━━━━━ Record excerpts ━━━━━

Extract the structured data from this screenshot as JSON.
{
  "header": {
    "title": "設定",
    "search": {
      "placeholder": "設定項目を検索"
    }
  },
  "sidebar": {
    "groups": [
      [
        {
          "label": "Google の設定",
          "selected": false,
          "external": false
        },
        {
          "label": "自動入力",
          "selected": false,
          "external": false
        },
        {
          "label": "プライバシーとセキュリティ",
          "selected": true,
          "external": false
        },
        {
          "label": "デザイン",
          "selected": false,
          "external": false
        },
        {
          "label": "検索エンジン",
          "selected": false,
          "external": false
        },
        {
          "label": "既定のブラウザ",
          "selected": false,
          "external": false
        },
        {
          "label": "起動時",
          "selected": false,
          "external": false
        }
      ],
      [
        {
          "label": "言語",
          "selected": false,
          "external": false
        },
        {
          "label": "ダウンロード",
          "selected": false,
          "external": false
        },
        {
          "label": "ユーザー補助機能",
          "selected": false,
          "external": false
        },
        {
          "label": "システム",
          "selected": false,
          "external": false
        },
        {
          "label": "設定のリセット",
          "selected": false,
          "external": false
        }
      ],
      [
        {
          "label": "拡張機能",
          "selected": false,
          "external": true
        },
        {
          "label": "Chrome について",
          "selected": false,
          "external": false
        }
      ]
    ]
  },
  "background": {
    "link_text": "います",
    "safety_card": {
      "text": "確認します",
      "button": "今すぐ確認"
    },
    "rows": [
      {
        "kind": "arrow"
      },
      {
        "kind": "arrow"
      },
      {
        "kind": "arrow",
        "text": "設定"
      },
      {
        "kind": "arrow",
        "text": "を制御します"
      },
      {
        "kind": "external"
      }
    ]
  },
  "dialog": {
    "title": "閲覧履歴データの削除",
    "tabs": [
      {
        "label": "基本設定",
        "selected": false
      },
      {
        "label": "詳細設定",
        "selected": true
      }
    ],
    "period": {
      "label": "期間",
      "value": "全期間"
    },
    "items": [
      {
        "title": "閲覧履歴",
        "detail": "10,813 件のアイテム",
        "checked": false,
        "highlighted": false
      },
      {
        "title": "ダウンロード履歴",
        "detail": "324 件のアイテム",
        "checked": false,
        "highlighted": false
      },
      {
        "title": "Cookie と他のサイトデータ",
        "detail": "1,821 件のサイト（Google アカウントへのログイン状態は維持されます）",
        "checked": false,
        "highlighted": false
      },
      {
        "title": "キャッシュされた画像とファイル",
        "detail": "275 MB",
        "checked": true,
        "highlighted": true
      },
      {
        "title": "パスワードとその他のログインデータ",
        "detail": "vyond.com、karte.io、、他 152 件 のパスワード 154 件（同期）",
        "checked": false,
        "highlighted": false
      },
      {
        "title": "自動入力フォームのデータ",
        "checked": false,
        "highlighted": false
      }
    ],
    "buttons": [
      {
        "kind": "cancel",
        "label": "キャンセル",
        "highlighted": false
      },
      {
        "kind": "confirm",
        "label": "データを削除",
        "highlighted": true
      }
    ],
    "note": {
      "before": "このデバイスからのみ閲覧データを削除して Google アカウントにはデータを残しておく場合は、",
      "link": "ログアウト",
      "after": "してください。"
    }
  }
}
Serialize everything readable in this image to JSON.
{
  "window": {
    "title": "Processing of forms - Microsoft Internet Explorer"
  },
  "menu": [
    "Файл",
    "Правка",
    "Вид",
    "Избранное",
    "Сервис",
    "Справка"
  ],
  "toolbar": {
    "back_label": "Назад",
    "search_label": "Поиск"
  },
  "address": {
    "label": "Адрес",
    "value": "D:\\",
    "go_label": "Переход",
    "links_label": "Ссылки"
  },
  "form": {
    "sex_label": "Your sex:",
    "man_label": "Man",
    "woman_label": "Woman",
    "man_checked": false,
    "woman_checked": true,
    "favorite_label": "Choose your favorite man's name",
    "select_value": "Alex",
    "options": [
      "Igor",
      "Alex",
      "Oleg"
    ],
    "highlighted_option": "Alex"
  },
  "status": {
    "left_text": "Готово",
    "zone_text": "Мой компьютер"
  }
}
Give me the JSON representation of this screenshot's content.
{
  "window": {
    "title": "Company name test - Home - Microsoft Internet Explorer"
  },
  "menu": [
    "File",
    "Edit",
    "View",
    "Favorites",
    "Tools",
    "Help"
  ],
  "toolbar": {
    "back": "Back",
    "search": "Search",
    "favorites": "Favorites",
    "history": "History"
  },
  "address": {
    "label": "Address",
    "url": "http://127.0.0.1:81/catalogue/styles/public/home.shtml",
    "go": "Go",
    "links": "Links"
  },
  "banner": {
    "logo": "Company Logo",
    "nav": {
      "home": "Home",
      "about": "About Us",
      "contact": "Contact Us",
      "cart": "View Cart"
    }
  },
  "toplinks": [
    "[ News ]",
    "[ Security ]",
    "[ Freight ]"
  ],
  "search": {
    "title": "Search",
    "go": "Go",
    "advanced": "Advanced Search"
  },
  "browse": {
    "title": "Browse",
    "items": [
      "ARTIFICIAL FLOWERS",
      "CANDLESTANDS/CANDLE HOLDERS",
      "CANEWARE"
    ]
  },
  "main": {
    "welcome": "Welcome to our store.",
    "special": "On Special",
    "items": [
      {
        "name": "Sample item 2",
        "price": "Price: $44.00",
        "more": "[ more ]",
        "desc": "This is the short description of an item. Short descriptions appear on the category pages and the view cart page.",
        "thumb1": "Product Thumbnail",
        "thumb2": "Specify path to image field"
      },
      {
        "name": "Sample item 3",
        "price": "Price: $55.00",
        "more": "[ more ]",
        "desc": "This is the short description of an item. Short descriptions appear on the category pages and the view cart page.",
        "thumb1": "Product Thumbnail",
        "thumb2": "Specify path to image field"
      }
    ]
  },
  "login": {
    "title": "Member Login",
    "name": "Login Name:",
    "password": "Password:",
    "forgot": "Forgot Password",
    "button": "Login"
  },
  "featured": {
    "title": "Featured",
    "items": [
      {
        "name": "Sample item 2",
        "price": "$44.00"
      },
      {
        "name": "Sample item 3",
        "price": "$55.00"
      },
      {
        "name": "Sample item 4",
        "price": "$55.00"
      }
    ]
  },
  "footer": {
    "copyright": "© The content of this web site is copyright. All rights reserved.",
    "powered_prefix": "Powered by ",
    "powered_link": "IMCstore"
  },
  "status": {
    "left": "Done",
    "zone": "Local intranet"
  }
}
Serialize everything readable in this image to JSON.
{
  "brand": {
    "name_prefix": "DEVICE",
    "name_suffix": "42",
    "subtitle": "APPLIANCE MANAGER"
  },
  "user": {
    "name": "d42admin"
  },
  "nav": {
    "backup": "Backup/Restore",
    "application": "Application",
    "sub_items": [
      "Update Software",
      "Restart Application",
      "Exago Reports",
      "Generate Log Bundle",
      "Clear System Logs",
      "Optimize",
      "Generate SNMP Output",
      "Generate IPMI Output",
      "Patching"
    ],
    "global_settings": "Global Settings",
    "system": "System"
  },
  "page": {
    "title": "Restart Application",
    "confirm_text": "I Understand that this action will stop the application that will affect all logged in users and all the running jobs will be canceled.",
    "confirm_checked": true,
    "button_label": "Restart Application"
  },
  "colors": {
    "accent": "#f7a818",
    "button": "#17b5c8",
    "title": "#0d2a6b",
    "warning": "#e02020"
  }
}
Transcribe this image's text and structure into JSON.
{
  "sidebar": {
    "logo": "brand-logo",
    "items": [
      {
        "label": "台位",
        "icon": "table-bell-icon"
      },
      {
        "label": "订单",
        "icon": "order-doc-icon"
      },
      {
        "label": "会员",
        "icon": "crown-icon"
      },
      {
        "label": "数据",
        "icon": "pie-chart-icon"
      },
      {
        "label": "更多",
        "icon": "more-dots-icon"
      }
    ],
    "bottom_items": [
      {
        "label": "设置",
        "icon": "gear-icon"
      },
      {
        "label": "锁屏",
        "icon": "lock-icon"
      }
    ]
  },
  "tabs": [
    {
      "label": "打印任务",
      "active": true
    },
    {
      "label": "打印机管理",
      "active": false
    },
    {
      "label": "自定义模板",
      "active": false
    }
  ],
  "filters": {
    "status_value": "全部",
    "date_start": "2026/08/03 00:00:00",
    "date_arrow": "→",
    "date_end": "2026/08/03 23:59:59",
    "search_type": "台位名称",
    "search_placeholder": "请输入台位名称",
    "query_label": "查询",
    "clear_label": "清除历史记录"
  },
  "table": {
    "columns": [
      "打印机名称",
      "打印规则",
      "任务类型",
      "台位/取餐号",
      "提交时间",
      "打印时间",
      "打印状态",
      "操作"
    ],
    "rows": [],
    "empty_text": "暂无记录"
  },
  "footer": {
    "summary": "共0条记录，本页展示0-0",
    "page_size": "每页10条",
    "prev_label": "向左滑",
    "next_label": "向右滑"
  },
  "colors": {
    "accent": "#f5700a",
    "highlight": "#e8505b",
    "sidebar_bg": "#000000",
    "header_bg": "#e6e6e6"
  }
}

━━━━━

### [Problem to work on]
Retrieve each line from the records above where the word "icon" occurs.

### [Response area]
        "icon": "table-bell-icon"
        "icon": "order-doc-icon"
        "icon": "crown-icon"
        "icon": "pie-chart-icon"
        "icon": "more-dots-icon"
        "icon": "gear-icon"
        "icon": "lock-icon"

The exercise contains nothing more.